* [About this task] Whenever the string "content" turns up in a line of the data below, copy that line.
Source information section start
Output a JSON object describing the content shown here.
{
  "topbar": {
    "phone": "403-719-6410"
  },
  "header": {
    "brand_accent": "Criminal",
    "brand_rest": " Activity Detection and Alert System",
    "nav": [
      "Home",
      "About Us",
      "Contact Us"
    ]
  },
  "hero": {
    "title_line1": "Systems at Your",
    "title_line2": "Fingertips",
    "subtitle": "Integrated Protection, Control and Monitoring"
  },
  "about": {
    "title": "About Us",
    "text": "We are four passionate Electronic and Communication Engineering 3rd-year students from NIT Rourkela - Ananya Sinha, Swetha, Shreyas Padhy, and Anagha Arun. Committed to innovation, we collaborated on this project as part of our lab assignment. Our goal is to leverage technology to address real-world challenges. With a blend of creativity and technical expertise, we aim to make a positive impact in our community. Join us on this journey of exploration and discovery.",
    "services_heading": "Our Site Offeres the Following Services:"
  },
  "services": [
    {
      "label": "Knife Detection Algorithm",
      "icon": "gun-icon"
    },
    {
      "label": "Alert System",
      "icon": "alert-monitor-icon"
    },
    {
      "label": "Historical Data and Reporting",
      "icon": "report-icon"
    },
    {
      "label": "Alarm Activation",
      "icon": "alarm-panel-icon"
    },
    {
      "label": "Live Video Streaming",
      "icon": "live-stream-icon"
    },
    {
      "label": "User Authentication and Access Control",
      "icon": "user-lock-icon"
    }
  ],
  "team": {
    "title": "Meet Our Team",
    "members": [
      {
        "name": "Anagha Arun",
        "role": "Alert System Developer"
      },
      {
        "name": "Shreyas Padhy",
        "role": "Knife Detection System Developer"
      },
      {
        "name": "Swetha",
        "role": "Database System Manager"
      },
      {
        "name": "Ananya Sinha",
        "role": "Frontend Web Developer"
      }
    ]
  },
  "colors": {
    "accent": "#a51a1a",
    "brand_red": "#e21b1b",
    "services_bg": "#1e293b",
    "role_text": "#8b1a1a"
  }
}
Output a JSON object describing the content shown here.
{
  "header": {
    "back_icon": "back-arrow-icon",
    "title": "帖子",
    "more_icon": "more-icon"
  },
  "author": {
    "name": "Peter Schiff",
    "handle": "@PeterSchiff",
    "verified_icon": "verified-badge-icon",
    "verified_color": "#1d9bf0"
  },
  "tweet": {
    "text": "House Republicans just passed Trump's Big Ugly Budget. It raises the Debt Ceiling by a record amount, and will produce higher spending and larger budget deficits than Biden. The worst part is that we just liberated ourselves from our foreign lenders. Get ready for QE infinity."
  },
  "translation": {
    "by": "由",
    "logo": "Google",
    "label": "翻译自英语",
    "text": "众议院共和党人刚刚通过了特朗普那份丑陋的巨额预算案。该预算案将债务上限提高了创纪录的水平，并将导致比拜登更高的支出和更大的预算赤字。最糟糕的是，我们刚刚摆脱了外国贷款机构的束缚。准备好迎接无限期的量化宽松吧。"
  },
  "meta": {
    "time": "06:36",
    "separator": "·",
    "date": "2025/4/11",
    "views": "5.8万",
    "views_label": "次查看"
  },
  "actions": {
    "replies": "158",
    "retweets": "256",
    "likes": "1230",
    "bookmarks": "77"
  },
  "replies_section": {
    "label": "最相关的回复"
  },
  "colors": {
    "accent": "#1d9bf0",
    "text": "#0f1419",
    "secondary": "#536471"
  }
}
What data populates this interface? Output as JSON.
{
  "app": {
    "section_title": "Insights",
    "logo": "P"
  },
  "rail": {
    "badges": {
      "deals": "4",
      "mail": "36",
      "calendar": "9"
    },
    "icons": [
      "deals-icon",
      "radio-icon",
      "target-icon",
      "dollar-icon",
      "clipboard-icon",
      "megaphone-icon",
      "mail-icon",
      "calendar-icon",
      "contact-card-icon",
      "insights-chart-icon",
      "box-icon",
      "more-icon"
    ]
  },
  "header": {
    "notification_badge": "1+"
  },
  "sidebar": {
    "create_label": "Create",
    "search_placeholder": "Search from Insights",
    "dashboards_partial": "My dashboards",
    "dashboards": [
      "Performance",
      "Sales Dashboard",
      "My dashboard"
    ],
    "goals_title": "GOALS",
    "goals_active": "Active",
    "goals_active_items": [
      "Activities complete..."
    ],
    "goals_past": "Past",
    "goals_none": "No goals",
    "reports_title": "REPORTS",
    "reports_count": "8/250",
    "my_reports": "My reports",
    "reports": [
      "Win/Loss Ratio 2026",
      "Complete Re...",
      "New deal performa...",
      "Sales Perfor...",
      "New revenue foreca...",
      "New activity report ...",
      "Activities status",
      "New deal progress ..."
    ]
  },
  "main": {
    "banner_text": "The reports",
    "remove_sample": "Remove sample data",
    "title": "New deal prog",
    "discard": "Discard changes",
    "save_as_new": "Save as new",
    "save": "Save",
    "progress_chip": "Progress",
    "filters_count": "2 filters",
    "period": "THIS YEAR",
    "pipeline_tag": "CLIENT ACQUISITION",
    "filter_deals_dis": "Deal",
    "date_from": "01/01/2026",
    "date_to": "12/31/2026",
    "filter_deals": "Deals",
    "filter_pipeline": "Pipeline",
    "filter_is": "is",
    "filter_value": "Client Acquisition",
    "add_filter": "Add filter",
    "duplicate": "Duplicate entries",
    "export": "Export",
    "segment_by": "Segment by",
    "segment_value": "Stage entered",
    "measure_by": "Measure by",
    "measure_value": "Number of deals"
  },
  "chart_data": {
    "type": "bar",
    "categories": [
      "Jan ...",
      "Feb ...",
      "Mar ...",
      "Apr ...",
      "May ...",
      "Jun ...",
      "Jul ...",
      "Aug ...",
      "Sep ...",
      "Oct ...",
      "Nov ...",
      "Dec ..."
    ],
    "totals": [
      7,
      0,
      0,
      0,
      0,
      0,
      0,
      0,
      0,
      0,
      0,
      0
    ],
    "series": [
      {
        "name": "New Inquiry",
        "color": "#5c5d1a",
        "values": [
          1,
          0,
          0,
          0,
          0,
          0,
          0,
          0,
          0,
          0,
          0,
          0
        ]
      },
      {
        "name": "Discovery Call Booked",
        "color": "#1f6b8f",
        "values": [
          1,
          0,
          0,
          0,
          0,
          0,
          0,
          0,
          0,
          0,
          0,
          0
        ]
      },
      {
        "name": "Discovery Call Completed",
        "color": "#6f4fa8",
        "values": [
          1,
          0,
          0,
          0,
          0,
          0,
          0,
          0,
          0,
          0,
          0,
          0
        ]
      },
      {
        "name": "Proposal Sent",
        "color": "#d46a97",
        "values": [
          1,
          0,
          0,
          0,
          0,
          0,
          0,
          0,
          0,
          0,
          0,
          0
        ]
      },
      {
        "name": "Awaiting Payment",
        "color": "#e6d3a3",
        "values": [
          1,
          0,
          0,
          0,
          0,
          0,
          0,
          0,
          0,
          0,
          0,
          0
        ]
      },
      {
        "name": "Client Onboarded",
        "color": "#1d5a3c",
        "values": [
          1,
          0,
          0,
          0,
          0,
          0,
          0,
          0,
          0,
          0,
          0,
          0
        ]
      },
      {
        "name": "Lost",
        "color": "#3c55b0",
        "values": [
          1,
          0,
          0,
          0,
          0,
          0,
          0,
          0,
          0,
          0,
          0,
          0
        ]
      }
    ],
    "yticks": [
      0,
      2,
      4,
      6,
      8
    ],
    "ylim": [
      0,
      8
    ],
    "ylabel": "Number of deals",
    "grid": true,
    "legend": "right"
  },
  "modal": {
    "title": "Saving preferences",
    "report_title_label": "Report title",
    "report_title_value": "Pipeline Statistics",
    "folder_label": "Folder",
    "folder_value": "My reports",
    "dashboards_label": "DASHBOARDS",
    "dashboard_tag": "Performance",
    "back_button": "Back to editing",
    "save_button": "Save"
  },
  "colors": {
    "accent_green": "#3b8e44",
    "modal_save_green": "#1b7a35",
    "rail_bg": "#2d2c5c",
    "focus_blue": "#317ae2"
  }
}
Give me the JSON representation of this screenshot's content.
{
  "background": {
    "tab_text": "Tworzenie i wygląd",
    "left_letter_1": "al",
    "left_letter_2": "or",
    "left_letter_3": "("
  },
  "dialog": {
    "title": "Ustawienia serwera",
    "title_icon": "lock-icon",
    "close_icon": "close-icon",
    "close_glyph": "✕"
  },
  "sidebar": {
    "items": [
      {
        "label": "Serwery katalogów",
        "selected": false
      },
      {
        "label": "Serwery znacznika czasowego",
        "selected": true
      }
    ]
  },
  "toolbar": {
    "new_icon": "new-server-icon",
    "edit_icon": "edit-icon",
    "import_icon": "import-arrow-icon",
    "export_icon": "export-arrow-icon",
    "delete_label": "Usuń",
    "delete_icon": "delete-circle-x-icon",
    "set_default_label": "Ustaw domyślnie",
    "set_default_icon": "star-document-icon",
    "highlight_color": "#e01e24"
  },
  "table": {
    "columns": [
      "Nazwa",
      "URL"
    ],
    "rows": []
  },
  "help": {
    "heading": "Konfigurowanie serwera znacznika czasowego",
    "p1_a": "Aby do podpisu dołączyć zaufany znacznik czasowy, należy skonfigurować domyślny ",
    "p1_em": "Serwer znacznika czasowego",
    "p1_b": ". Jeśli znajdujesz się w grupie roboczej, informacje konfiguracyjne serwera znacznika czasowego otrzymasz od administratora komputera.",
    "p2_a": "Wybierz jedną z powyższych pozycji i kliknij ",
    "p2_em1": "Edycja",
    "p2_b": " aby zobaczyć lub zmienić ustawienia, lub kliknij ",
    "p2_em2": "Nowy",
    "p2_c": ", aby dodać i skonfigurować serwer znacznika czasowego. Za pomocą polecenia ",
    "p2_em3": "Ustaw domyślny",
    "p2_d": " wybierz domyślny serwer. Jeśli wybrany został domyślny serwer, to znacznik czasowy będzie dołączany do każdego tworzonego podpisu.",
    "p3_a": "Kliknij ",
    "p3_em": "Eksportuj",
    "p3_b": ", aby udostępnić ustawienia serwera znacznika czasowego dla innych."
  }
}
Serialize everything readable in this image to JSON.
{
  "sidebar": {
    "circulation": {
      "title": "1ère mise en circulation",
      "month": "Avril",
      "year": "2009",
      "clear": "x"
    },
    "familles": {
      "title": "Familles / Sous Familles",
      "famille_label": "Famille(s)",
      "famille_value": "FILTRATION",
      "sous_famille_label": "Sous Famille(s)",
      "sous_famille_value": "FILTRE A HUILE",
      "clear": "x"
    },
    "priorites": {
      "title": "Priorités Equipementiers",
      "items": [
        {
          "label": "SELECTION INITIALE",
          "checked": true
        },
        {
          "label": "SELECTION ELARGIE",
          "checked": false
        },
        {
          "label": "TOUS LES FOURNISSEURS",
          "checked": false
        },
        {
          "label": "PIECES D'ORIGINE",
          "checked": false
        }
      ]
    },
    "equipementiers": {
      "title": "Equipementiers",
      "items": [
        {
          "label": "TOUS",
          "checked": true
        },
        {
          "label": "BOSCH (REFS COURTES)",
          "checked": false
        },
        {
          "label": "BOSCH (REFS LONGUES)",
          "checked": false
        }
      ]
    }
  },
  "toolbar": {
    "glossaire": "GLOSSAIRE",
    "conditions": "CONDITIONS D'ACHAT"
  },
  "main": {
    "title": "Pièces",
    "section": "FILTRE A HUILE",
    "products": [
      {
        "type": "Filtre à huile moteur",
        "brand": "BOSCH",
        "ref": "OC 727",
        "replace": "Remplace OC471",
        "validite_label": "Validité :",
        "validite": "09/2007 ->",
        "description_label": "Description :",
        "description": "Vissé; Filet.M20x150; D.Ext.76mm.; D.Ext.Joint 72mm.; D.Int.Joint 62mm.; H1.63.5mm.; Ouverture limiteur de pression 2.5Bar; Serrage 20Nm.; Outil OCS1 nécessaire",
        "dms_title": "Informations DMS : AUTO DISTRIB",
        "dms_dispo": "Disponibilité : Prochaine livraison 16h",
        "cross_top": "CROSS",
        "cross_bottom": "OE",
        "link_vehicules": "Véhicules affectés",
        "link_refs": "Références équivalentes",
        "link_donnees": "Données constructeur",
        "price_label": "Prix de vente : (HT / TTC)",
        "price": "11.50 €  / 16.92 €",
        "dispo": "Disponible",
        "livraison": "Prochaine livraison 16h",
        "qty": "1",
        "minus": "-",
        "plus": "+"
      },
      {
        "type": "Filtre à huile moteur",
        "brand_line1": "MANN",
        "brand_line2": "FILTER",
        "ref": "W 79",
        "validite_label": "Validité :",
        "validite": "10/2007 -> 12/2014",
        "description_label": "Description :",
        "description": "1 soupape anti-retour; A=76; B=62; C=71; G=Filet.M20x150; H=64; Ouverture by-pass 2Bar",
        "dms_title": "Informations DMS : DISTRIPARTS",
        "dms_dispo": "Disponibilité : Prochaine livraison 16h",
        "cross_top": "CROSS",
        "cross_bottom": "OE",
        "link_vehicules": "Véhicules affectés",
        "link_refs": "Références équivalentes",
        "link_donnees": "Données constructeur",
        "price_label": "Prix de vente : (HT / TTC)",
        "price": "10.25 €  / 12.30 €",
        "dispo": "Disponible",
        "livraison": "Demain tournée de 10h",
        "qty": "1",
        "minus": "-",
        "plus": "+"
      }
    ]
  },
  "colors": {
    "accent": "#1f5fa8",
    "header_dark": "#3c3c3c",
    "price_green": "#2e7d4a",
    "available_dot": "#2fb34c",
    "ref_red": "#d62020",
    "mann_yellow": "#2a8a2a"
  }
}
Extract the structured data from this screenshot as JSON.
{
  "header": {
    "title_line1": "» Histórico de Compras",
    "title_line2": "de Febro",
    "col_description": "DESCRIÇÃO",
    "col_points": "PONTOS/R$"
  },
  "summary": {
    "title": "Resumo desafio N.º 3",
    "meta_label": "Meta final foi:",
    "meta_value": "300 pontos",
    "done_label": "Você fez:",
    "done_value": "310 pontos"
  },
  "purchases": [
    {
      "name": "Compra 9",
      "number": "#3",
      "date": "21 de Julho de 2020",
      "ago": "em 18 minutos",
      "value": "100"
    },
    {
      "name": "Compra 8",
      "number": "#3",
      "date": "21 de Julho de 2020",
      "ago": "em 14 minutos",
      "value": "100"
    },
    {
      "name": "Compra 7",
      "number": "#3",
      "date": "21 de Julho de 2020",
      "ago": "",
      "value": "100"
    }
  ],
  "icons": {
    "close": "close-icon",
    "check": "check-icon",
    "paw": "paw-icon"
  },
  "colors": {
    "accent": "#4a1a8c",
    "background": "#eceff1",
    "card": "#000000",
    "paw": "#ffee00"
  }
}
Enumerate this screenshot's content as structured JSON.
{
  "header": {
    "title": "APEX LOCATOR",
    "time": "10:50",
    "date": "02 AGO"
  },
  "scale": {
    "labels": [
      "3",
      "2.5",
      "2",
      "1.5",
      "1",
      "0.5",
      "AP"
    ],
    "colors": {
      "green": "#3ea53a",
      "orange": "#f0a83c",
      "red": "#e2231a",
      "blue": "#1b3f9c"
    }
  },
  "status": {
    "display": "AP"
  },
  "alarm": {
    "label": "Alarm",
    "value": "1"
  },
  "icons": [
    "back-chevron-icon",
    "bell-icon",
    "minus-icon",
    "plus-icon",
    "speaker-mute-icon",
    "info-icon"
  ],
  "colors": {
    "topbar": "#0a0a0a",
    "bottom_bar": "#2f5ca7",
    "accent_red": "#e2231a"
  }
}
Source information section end
* [Solution to the problem]
Output a JSON object describing the content shown here.
Output a JSON object describing the content shown here.
Give me the JSON representation of this screenshot's content.
Enumerate this screenshot's content as structured JSON.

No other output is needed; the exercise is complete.